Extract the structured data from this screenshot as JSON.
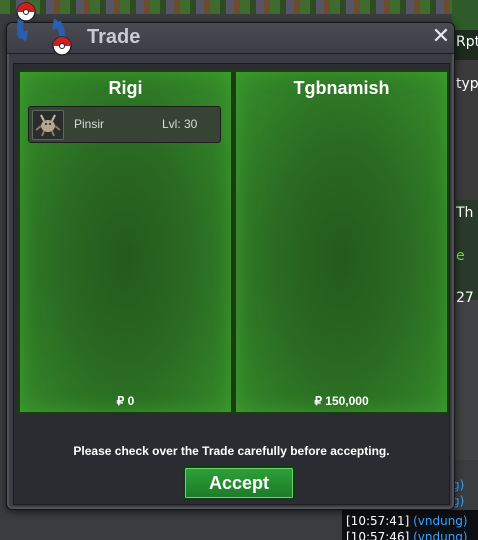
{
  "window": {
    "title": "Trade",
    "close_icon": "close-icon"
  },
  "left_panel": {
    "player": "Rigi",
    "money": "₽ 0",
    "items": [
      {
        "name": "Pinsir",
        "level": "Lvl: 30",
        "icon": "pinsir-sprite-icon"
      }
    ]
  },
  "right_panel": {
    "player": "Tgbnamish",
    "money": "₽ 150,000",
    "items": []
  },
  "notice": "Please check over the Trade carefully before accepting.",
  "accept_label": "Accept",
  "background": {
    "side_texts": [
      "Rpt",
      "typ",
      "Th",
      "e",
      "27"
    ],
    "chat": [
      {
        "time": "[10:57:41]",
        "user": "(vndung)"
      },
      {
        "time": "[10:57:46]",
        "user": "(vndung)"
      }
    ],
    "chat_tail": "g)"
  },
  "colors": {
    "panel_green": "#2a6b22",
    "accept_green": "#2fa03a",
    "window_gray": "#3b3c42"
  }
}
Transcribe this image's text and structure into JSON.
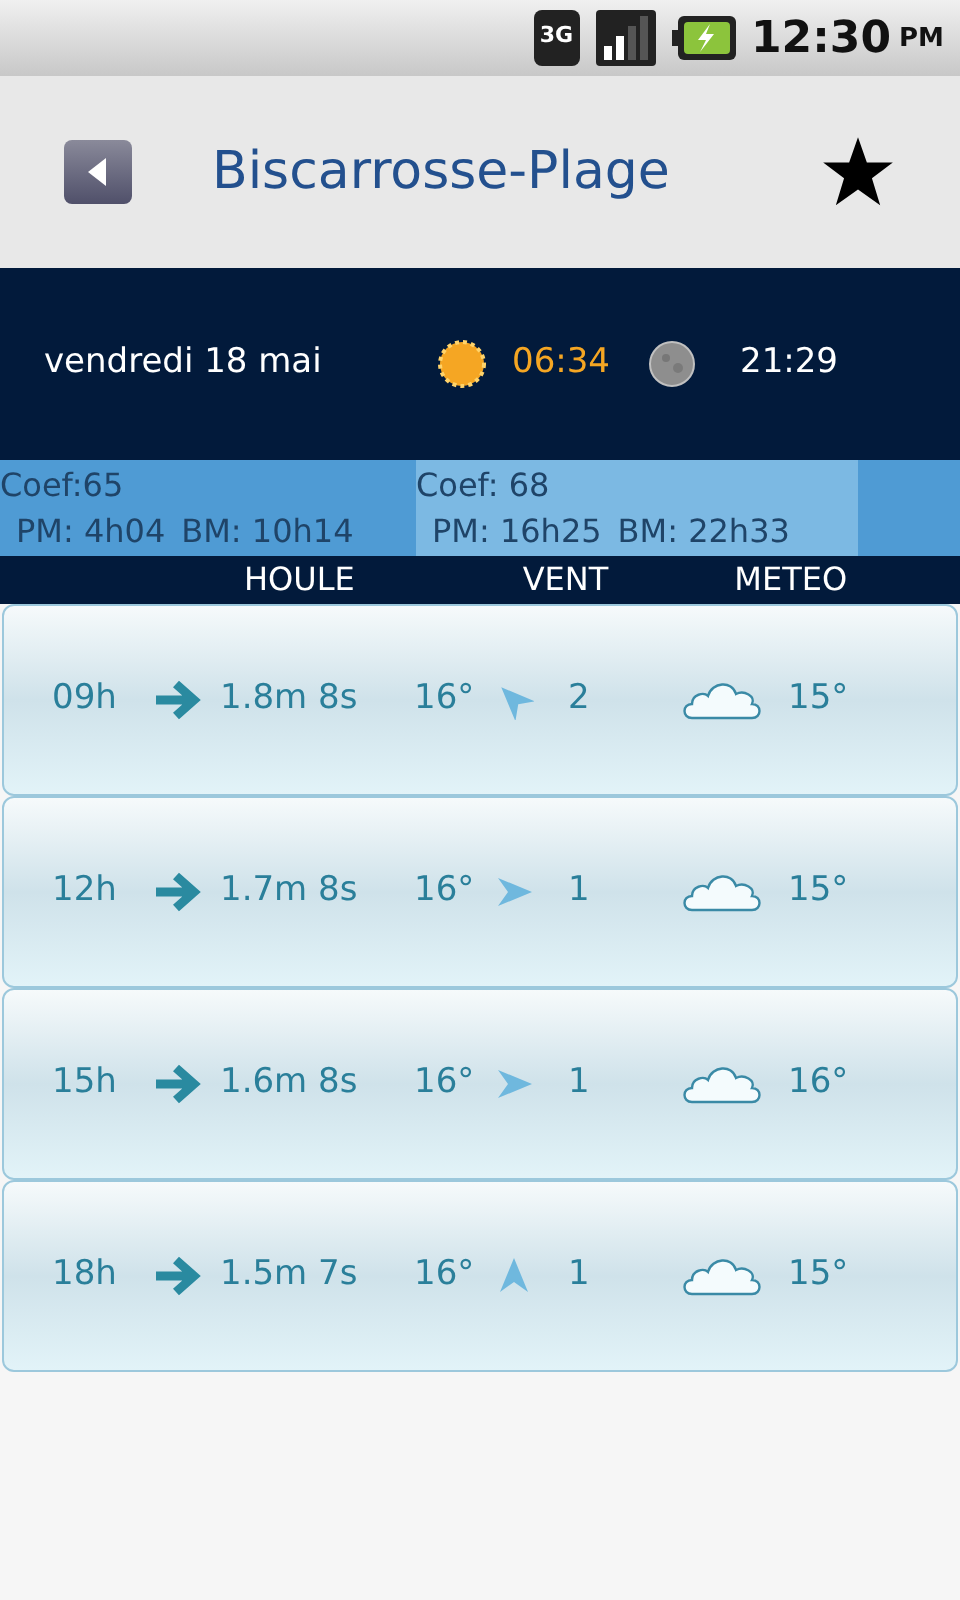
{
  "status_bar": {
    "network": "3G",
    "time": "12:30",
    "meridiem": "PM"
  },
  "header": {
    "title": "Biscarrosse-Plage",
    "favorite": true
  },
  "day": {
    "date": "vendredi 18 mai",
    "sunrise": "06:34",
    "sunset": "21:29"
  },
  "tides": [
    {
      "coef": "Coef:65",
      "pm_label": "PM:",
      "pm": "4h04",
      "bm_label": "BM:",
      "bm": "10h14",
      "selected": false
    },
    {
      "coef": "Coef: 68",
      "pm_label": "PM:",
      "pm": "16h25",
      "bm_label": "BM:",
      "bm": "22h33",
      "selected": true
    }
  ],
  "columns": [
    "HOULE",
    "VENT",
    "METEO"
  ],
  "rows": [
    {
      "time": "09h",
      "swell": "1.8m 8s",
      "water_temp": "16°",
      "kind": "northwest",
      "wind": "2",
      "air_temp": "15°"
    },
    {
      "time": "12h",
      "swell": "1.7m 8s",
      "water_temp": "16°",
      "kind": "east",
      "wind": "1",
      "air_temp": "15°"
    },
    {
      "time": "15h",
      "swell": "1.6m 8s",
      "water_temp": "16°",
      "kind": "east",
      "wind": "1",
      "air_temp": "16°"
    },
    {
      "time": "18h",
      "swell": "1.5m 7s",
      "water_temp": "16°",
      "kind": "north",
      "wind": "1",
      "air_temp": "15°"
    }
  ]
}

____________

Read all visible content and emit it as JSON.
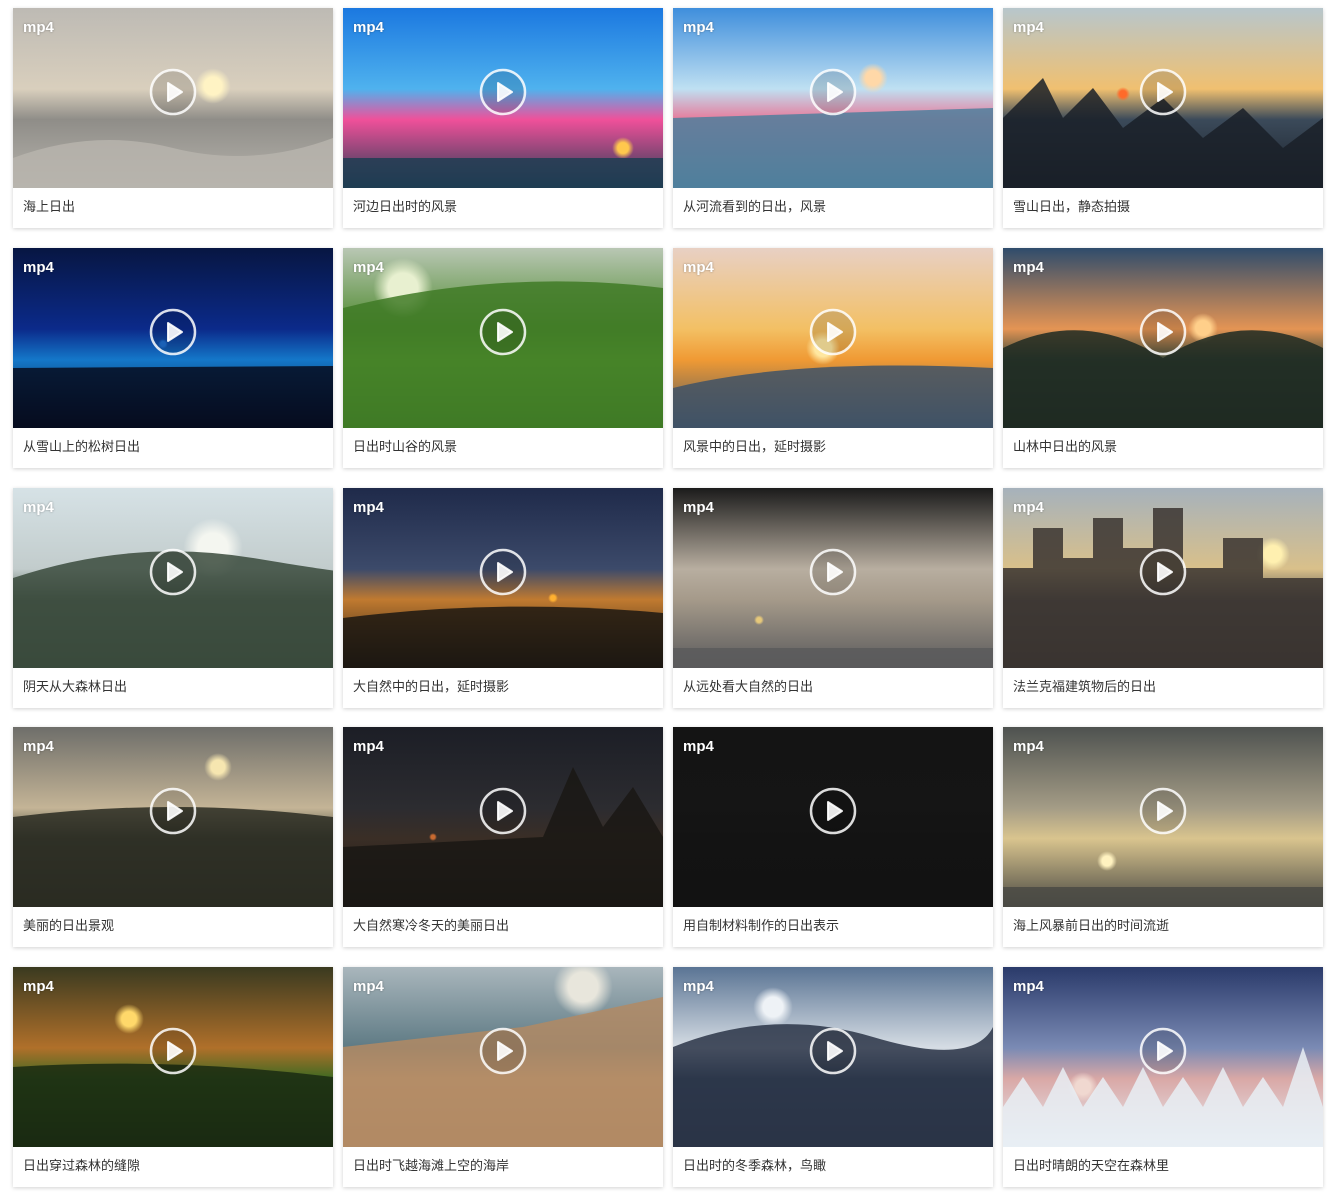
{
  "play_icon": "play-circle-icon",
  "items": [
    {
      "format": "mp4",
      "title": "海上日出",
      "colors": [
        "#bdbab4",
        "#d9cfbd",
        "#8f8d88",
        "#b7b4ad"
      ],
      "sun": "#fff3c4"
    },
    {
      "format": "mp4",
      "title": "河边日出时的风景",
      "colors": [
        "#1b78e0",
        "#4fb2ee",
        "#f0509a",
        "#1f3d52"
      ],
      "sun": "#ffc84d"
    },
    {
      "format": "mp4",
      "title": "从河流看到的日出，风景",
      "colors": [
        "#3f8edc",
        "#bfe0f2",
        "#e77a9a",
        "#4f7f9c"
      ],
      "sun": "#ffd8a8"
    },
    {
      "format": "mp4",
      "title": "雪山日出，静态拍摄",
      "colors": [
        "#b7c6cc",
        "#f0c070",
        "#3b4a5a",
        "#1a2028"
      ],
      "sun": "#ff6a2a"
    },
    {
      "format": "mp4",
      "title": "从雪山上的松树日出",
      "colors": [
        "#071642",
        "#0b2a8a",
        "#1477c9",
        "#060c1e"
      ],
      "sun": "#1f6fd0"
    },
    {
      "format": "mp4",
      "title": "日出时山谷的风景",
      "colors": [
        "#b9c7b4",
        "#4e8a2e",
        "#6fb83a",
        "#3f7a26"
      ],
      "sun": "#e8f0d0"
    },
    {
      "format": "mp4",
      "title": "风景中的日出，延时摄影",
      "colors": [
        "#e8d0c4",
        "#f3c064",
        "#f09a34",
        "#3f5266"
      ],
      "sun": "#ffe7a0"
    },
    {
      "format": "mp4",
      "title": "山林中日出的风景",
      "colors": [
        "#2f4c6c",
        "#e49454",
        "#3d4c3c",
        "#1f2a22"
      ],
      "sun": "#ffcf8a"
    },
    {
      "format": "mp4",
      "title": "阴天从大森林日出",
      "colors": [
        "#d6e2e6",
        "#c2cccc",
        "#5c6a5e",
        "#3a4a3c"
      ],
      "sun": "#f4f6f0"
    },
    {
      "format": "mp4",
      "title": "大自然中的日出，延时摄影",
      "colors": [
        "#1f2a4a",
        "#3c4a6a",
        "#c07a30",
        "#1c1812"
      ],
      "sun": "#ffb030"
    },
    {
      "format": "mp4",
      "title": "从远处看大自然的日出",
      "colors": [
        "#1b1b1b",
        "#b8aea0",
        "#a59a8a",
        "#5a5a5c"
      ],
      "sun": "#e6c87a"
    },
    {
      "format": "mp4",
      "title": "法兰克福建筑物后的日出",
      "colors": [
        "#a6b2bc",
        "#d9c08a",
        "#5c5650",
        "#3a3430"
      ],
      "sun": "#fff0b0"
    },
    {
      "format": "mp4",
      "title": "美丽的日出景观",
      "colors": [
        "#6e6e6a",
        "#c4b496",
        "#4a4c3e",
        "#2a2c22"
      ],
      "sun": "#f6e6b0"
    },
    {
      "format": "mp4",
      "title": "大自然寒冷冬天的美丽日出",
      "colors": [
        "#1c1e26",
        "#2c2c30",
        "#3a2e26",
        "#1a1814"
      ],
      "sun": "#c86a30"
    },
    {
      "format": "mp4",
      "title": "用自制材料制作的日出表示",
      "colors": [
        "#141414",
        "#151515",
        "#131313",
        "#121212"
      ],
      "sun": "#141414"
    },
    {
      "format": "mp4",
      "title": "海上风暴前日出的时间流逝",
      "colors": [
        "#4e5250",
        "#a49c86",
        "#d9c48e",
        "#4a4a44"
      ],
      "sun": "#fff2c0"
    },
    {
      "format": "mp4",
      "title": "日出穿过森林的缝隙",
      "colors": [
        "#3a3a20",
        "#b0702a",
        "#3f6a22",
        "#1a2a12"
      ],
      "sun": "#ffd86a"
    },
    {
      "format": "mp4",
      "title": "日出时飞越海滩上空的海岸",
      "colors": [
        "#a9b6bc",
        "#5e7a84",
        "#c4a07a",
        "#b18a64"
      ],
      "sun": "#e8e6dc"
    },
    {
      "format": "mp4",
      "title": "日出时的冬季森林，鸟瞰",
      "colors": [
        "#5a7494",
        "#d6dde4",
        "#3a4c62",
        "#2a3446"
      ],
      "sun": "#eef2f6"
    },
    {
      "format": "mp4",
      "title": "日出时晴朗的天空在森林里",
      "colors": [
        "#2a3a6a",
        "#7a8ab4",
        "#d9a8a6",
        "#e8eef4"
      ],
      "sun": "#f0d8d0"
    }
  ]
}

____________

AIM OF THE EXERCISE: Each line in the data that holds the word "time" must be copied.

ANSWER TO THE PROBLEM:
        "time": "[10:57:41]",
        "time": "[10:57:46]",
    "time": "12:30",
      "time": "09h",
      "time": "12h",
      "time": "15h",
      "time": "18h",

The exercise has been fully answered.